HS Seniors: Your Guide to Life After High School
This is it, your final year of high school. You feel as if you’ve accomplished a lot over the past few years and are excited about the future. The thing is, you are also a little uncertain about what your future holds or what your life will be like after high school.
Many of your friends might have plans to go to four year colleges and earn bachelor’s degrees. But the high price of a four year program has you feeling nervous, especially as paying for school might involve taking out large loans.
While your last year of high school can be one of uncertainty, it’s also a time to start laying the groundwork for the next chapter in your life. If you’re not fully convinced that a traditional four-year university is for you, it helps to weigh all your options before deciding your next steps.
Think About What You Want to Do
If you haven’t already, your senior year is an ideal time to begin seriously thinking about what you’d like to do with your life. The answer might be obvious to you, or you might need some assistance, in the form of reflective contemplation, career assessments, or a combination of the two.
Although it might seem like a big undertaking to figure out what you want to do, remember that you aren’t committing yourself to a lifetime in any one career. While there aren’t concrete facts or figures to describe how frequently people change careers during their lives, rest assured that it is fairly common for people to switch paths or decide that they want to do something new after a few years in one career.
Once you’ve considered your interests and have found a career that seems like a good fit, learn more about the training requirements or expectations for that career. It might be that you need to earn a bachelor’s or associate’s degree, but it could also be the case that you can get started in the field with a career certificate, which you can complete in less time.
Whether you’re contemplating a gap year or plan on going right to college after high school graduation, it’s a good idea to visit as many schools as you can, either before or during the application process. Some schools require you to visit them before you apply or after applying, to interview with an admissions officer.
Even if a visit isn’t required, checking out a school in person before you decide to go there (or not) is worthwhile. When you see the school up close and in real life, you get a better idea of its environment and atmosphere. You might visit a school you weren’t particularly interested in and realize that it’s the perfect pick for you. On the other hand, you might visit a school that you thought was the “one” and decide that it wasn’t right, after all.

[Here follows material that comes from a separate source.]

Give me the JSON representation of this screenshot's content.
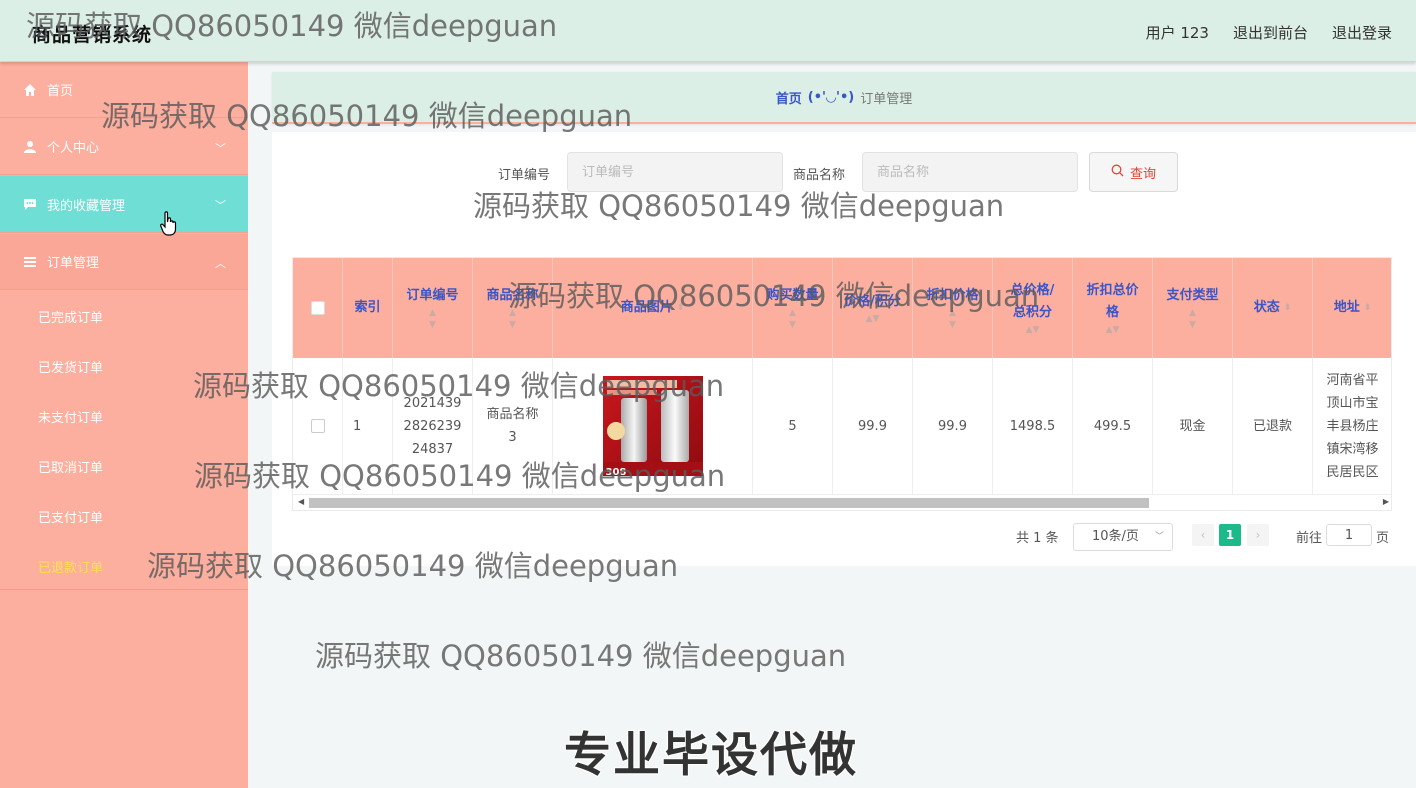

Weigh the Differences Between a 4-Year College and a Career Certificate Program
After figuring out their career interests, one of the biggest questions high school seniors face is: Enroll in a two-year or four-year degree program or jump into a career certificate program. For a while, the assumption was that it was preferable to get a four-year degree rather than a certificate.

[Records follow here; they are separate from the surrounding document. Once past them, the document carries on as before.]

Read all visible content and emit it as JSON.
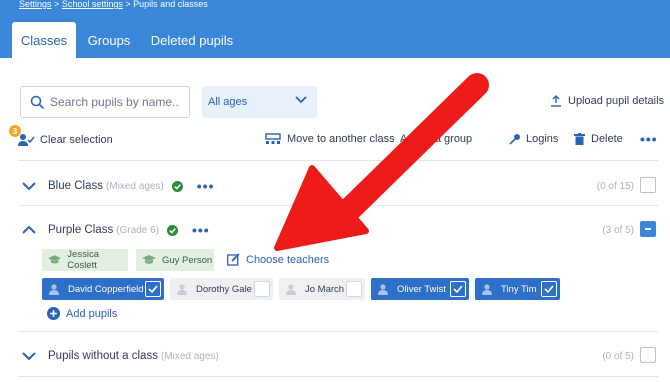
{
  "breadcrumb": {
    "items": [
      "Settings",
      "School settings",
      "Pupils and classes"
    ],
    "separator": ">"
  },
  "tabs": [
    {
      "label": "Classes",
      "active": true
    },
    {
      "label": "Groups",
      "active": false
    },
    {
      "label": "Deleted pupils",
      "active": false
    }
  ],
  "search": {
    "placeholder": "Search pupils by name...",
    "value": ""
  },
  "age_filter": {
    "selected": "All ages"
  },
  "upload": {
    "label": "Upload pupil details"
  },
  "toolbar": {
    "selection_count": "3",
    "clear_selection": "Clear selection",
    "move_class": "Move to another class",
    "add_group": "Add to a group",
    "logins": "Logins",
    "delete": "Delete"
  },
  "classes": [
    {
      "name": "Blue Class",
      "sub": "(Mixed ages)",
      "count": "(0 of 15)",
      "expanded": false
    },
    {
      "name": "Purple Class",
      "sub": "(Grade 6)",
      "count": "(3 of 5)",
      "expanded": true
    },
    {
      "name": "Pupils without a class",
      "sub": "(Mixed ages)",
      "count": "(0 of 5)",
      "expanded": false
    }
  ],
  "teachers": [
    "Jessica Coslett",
    "Guy Person"
  ],
  "choose_teachers": "Choose teachers",
  "pupils": [
    {
      "name": "David Copperfield",
      "selected": true
    },
    {
      "name": "Dorothy Gale",
      "selected": false
    },
    {
      "name": "Jo March",
      "selected": false
    },
    {
      "name": "Oliver Twist",
      "selected": true
    },
    {
      "name": "Tiny Tim",
      "selected": true
    }
  ],
  "add_pupils": "Add pupils",
  "colors": {
    "header": "#3a86d8",
    "accent": "#2a62b5",
    "arrow": "#ee1b1b",
    "selected_pupil": "#2e6fc9",
    "teacher_tag": "#e3efe3",
    "badge": "#f2a72a"
  }
}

But that’s not the case anymore. Between 2014 and 2024, it’s estimated that the number of available jobs that require a post-secondary non-degree award (such as a career certificate) will grow by 11.5%. Job growth for positions that require a bachelor’s degree is expected to be around 8.5%.
In many cases, it’s possible to get started in a career with a certificate, then decide to pursue additional education, such as an associate’s degree or bachelor’s degree, later on. When deciding which option is worth pursuing at the moment, it helps to look at the overall cost of the program, the type of work you’ll be prepared to do after earning your certificate or degree, the expected salary and the likelihood of finding a job after you finish your program.
Talk to People
Still feeling unsure about what to do next? Talk to people who have gone before you and listen to what they have to say.
Whether you sit down with your high school guidance counselor, one of your favorite teachers, an older sibling, or an older friend, you’re sure to get plenty of good advice and recommendations. If you’re talking to an older sibling or friend, ask them to tell you honestly whether they think they made the right decision or what they wish they had done differently.
Orange Technical College has five campuses across Orange County, offering a variety of career certificate programs, many of which can be completed in one year or less. If you’re a high school senior who is wondering what to do next, schedule a visit to one of our campuses, meet with an admissions counselor, and learn more about how Orange Technical College can help you start your life after high school.
- Frequently Asked Questions, Bureau of Labor Statistics, February 12, 2019, https://www.bls.gov/nls/nlsfaqs.htm#anch43
- Join Americorps, National Service, https://www.nationalservice.gov/programs/americorps
- 37 percent of May 2016 employment in occupations typically requiring postsecondary education, Bureau of Labor Statistics, June 28, 2017, https://www.bls.gov/opub/ted/2017/37-percent-of-may-2016-employment-in-occupations-typically-requiring-postsecondary-education.htm